## PROVIDED DATA
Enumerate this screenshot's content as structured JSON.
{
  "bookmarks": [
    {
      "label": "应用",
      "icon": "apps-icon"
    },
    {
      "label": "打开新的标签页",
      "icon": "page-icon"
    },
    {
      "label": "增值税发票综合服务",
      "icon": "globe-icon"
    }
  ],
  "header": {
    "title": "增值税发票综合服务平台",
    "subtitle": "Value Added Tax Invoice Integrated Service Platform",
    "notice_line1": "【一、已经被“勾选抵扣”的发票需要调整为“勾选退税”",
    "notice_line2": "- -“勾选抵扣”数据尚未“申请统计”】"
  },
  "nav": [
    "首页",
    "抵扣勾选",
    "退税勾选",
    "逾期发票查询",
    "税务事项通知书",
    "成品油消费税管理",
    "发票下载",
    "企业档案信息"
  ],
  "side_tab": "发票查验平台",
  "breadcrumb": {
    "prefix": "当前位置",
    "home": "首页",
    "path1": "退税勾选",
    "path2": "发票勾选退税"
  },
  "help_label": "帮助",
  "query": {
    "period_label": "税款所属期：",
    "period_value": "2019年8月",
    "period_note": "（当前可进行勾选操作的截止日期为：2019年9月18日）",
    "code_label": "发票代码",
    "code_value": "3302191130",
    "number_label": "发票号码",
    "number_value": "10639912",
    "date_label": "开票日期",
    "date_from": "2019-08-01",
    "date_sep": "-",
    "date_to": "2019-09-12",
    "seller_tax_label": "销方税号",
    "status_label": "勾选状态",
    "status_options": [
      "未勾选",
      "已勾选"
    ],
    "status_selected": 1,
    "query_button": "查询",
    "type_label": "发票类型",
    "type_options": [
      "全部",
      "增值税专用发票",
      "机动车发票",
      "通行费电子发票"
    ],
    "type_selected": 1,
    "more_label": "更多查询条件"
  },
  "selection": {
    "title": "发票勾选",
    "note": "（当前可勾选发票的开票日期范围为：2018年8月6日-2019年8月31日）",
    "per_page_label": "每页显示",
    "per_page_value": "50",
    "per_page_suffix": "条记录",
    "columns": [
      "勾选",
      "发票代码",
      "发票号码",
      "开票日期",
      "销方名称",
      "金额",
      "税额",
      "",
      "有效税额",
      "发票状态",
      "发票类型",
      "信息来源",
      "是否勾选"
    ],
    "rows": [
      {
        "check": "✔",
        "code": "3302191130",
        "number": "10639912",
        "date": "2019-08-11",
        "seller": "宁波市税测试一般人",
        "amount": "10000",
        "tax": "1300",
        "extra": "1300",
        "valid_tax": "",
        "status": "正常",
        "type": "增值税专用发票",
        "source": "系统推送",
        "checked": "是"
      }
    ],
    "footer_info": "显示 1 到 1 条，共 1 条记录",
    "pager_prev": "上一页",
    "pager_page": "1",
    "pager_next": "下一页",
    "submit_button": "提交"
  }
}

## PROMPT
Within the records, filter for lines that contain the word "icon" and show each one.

## RESPONSE AREA
      "icon": "apps-icon"
      "icon": "page-icon"
      "icon": "globe-icon"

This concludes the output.